Getting into to the thick of things, the actor and I come to discuss the possibility of moral leanings throughout the film. Whether or not it is immediately evident upon a first glance of the piece is irrelevant as it is exists beyond a shadow of a doubt. In particular is the entire back story and subsequent representation of Hit Girl (Moretz). Her childhood is shrouded in misfortune and unhappiness. From the death of her mother to the shuffleboard that is her paternal figureheads, an audience is granted a rare opportunity in mainstream cinema to create their own interpretation of an ethical conclusion on the matters of lost innocence and retroactive parenting through gritty, vengeful violence.
“The whole back-story of Mindy (Moretz) and the Dad (Cage), and how he got put in prison and why he’s back for revenge… they’re on a revenge kill. Well Big Daddy is, and he brainwashes Mindy in this comic book vibe so she becomes this sort of fearless kid. Y’know, when you tell kids to do something… they just go out there and don’t have any sense of danger.”
On this level, Johnson brings together the input of Kick Ass creators Mark Millar and John Romita, Jr. along with Vaughn’s own “take no bullshit or prisoners” attitude and comes to a playing field where reality itself becomes unclear. As Aaron’s character slips further and further into his role as Kick Ass, the demarcations between the two worlds of innocence and high school; violence and heroics becomes undetermined and certainly unclear.
“For Dave Lizewski, who brought up this whole superhero vibe that became quite famous… It’s something that he believes in and he’s passionate for, so he wanted to go out and do the thing that he really loved doing. It’s all about being someone different and being this confident, heroic guy. So his persona’s in that, and it gets outta hand really… you get carried away with it and you get back brought into reality again. So it brings you round so that all your senses are heightened.”
For Aaron Johnson, this reality check could indeed be applicable to his true to life situation. Being so young and being bombarded by outrageous media scrutiny over a personal life that bears no real significance to his professional career would certainly give one the impression that a quiet slip out of a spotlight reality in a costume would be an agreeable turn of events.

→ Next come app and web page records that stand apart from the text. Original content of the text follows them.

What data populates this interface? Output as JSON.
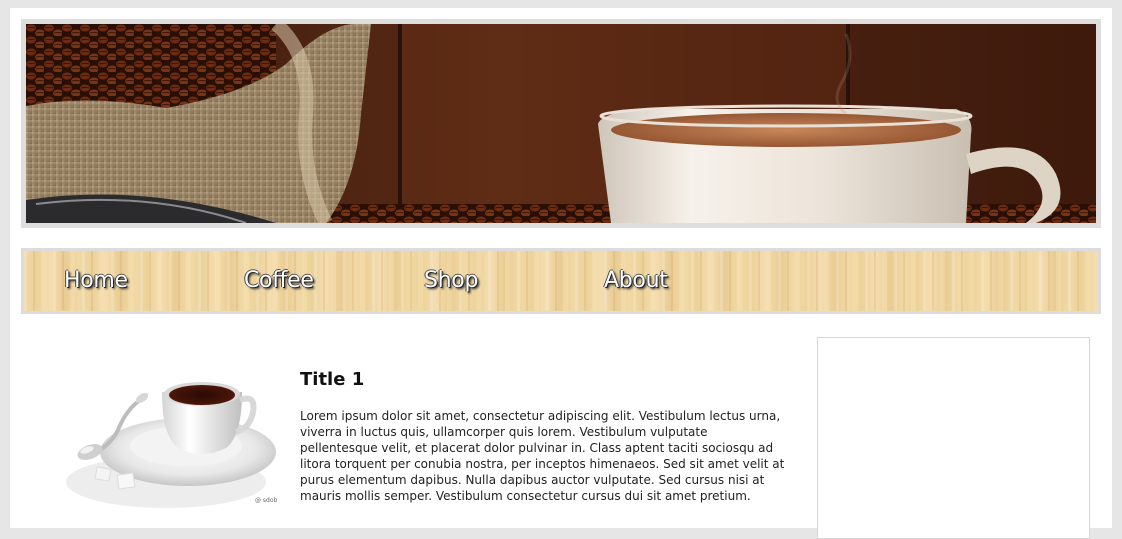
{
  "banner": {
    "image": "coffee-beans-and-cup-banner"
  },
  "nav": {
    "items": [
      {
        "label": "Home"
      },
      {
        "label": "Coffee"
      },
      {
        "label": "Shop"
      },
      {
        "label": "About"
      }
    ]
  },
  "post": {
    "image": "coffee-cup-with-spoon",
    "image_mark": "@ sdob",
    "title": "Title 1",
    "body": "Lorem ipsum dolor sit amet, consectetur adipiscing elit. Vestibulum lectus urna, viverra in luctus quis, ullamcorper quis lorem. Vestibulum vulputate pellentesque velit, et placerat dolor pulvinar in. Class aptent taciti sociosqu ad litora torquent per conubia nostra, per inceptos himenaeos. Sed sit amet velit at purus elementum dapibus. Nulla dapibus auctor vulputate. Sed cursus nisi at mauris mollis semper. Vestibulum consectetur cursus dui sit amet pretium."
  },
  "colors": {
    "page_background": "#e6e6e6",
    "content_background": "#ffffff",
    "frame_gray": "#dedede",
    "nav_wood": "#f1d9a6",
    "nav_text": "#ffffff"
  }
}
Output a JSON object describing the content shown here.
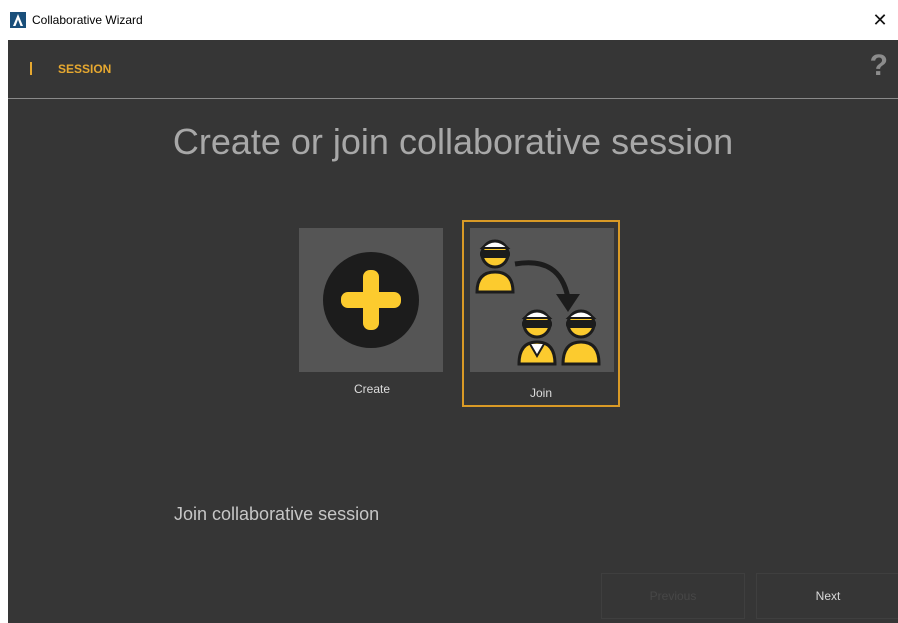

Nevertheless, the actor retains a pervasive air of solidity in his personality. A firm handshake and a respect for those around him seems to be keeping his feet firmly on the turf – even if he is plying his trade by becoming a building-hopping hero.
As I am lured into a false sense of security regarding the star’s degree of consciousness, the clear and present danger becomes evident. Johnson is fading. Fast. His promotional tour is gaining on him and his eyelids are following shortly thereafter. “We just got in from the premiere in London and I’ve had like three hours sleep in the last… eh… 48 hours.”
Our time is up and the door is set ajar. It ends as it begins: stand, shake and a thank you from both parties. One must respect such a level of modest gratitude from such a tired individual. Aaron Johnson is granted release as I am the last in a marathon parade of journalists and radio presenters… in Dublin, anyway.
Kick-Ass is in cinemas now.